All this I may have been willing to address and answer. In fact, I made some efforts. But, OSC’s comment persisting in deviating further into the absurd as the comment progressed. The first major transgression from anything I thought could even be argued an honest misunderstanding was the question of whether a wellbeing-based morality would permit a person to rape and torture 2 children, to save the lives of 3 children. The honest answer is that I don’t know. I don’t know all 5 children surviving, where two are raped and tortured is better than 2 children surviving without rape and torture, and three dying. (The fact I don’t know doesn’t stop that being an objective question. I also don’t know which is heavier: an average apple or an average nectarin.) But the thought experiment is so poorly thought-through. The person being indicted here the person who has to choose between the rape or the murder? Because it seems to be the person who should be indicted is the person who actually set-up this twisted little scenario. But, also, what is the Christian answer here? Should you permit 3 to death, or rape and torture 2? The failure of this thought experiment isn’t wellbeing, it’s that all options are heinous. Christianity fails to get a happy resolution to this, as well.

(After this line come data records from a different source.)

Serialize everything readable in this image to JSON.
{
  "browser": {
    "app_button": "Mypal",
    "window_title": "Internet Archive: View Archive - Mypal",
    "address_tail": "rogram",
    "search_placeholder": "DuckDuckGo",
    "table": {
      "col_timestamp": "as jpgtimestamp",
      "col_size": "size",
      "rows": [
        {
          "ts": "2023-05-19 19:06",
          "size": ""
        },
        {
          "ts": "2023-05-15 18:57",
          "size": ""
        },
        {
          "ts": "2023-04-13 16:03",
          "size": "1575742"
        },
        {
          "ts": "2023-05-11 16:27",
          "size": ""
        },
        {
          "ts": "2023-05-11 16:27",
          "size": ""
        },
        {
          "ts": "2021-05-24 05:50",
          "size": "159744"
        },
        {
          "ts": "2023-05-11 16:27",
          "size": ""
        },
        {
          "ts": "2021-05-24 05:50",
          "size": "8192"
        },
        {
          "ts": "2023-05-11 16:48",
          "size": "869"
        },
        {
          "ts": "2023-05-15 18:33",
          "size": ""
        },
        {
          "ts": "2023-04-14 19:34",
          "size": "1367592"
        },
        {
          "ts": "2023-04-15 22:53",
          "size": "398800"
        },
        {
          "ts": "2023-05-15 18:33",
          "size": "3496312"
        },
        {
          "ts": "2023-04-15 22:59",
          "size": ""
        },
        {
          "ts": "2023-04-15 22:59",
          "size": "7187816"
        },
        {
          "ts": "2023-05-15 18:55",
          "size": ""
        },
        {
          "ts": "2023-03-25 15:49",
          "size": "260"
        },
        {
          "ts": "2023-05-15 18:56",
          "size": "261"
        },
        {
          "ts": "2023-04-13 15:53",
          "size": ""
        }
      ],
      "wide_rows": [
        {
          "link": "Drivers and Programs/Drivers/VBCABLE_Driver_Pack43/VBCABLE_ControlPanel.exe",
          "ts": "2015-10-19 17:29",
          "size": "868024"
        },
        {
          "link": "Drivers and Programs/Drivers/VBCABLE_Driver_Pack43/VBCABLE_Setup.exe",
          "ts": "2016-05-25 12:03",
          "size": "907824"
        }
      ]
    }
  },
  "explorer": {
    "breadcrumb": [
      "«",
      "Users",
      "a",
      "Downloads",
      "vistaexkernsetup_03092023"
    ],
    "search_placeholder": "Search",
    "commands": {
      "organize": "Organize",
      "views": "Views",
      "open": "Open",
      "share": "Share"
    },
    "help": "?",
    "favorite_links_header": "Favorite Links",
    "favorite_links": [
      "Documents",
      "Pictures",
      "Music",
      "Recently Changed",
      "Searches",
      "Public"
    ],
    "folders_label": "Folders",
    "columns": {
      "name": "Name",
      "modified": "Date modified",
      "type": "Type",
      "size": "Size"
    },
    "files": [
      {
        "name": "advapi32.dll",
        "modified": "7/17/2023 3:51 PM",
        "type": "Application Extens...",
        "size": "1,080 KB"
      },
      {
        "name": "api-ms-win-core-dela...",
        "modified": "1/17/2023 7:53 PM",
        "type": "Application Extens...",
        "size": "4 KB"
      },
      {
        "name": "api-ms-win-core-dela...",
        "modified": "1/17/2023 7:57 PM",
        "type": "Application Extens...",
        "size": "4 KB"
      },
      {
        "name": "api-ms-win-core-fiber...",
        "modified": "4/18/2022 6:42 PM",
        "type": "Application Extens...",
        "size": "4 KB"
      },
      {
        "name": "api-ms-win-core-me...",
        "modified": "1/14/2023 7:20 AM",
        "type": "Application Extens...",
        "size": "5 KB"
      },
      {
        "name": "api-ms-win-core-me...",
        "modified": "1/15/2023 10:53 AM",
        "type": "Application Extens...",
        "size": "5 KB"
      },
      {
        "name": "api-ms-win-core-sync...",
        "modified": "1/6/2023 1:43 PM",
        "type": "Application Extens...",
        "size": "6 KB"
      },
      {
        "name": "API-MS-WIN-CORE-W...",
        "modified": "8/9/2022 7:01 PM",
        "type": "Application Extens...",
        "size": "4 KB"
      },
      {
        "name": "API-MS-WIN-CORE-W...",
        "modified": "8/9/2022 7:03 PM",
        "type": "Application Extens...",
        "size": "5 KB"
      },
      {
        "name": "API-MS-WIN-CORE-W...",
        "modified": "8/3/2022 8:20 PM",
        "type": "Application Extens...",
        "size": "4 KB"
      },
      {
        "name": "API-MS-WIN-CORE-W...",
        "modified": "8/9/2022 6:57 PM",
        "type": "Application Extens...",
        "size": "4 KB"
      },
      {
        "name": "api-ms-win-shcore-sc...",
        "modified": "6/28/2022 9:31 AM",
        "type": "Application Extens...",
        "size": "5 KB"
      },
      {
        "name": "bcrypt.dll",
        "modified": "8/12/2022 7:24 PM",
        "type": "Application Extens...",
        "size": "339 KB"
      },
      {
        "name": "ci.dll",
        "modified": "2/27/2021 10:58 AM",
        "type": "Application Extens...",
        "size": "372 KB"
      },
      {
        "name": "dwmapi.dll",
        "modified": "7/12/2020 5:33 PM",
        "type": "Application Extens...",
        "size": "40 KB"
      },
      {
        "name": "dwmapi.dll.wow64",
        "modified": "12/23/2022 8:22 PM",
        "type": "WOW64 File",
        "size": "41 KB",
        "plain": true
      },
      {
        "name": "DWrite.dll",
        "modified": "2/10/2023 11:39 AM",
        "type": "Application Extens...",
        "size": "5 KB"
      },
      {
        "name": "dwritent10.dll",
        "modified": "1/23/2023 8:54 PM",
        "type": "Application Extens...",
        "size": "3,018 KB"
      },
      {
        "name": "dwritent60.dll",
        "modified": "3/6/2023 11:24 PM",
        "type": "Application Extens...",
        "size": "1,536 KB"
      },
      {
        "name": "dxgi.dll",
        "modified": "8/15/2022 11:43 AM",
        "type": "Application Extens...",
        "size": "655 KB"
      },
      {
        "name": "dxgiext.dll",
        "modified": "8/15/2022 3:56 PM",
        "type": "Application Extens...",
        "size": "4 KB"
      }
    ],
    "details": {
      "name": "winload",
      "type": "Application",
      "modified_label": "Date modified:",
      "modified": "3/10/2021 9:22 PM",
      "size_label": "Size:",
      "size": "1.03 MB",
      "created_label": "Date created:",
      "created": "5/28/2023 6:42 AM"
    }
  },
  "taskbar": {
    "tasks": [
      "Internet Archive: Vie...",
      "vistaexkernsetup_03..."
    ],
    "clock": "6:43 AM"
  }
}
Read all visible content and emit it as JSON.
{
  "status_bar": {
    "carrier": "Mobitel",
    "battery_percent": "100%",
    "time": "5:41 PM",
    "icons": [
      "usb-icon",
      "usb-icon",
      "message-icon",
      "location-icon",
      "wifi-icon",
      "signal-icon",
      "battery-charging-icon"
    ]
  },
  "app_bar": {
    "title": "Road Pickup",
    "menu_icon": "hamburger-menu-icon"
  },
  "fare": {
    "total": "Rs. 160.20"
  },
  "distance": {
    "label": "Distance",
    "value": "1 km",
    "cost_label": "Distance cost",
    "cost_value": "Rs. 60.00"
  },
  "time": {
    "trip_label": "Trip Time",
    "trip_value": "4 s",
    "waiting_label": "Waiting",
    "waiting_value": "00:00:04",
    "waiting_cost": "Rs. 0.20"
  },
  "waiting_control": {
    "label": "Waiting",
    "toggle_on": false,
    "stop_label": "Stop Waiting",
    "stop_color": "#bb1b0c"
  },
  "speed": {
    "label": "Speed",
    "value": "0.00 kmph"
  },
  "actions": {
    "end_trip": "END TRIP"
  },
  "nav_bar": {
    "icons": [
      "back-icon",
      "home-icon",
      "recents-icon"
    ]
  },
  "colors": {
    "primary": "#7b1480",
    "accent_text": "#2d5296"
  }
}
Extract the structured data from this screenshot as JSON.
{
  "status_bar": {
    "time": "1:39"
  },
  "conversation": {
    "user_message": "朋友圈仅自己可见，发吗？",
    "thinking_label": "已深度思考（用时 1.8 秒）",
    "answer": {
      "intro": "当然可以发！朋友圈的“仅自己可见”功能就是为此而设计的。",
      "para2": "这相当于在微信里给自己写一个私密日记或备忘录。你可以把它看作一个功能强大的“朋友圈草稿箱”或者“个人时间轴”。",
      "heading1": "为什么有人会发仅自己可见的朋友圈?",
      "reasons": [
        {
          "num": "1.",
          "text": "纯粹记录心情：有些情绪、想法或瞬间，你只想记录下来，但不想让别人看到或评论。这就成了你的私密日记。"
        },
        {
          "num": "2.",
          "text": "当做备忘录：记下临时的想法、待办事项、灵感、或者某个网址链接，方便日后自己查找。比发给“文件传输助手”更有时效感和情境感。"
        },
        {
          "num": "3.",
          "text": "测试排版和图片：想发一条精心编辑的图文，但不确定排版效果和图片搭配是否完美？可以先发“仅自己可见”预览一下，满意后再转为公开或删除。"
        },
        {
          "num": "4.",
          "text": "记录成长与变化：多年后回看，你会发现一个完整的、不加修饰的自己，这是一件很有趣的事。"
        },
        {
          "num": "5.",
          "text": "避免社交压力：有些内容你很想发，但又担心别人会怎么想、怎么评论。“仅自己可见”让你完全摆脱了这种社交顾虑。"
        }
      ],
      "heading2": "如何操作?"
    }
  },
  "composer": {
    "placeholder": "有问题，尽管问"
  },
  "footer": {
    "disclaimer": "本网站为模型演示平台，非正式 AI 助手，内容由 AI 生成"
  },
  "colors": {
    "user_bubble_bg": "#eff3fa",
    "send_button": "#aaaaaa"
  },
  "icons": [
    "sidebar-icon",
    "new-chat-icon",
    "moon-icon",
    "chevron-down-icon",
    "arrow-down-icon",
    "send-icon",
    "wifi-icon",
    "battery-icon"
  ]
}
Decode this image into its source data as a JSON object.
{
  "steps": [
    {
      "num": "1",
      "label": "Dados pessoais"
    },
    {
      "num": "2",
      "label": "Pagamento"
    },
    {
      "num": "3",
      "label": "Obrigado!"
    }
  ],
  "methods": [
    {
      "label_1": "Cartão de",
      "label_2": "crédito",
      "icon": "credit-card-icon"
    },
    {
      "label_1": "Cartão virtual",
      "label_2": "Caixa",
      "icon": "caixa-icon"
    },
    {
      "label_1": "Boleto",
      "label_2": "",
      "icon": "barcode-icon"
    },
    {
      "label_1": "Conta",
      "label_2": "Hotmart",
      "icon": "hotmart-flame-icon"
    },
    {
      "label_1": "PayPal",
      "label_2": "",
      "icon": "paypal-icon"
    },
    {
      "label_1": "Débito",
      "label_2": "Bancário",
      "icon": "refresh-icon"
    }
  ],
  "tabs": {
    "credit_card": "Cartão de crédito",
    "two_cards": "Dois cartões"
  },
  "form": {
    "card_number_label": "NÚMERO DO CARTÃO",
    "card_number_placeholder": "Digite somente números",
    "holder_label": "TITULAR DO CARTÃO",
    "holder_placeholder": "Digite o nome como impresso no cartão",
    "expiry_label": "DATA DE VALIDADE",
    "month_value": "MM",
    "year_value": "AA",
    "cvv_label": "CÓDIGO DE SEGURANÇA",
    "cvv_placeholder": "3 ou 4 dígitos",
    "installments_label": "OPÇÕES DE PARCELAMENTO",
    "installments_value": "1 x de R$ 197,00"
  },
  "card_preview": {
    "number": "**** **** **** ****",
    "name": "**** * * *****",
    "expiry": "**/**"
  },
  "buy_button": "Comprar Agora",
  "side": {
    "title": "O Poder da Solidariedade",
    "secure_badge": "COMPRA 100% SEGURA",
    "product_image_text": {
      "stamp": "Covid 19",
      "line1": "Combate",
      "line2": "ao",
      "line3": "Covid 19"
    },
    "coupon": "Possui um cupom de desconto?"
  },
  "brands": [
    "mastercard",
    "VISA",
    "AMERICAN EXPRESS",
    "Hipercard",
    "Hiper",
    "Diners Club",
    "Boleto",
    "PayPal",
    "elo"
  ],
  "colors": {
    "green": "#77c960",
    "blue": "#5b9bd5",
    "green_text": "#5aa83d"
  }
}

At some sort of tipping point, OSC stepped into politics. He started talking about utopianism, and how all ideas of utopia have been just-the-other-side of awful and heinous things. He started talking of the suppression of religious freedoms under the Soviets. He started talking about eugenics under the Nazis. He started talking about how my view―that of safeguarding wellbeing and having an open and frank discussion about what is good―would lead to horror and atrocity. I didn’t force his views―one of understanding morality through some epiphany or religious revelation in a relationship with God―into Crusades and Inquisitions or religious persecution and Witch Hunts. But, apparently, no such courtesy was extended to me. Everything that is not theistically defined morality, to OSC, is all Soviet oppression and Nazi eugenics.
Do I have to answer that? From a practical sense, are there people who read a conversation like that and will have OSC’s absurd strawman slip past their intellectual faculties? How much work is ahead of me when my interlocutor doesn’t get a single element of my proposal right and compares it to the complete antithesis of what I’ve said? I’ve got to restate my position, actively disavow and untangle that position from the smear and then start unpicking anything they presented as their own view. It’s overloading, putting work before me that I should never have to do.
My response to OSC was frustrated and angry. OSC is an elegant and intelligent writer, and for that reason I had been hooked into a long and time consuming discussion with him. Some of his religious views are nuanced, intricate and require considerable ruminations over, especially the epiphany-interpretation of Christianity I explored in my last post. This (along with the fact morality matters to me) is why I responded badly, having felt betrayed by OSC sudden descent into such insane argumentation.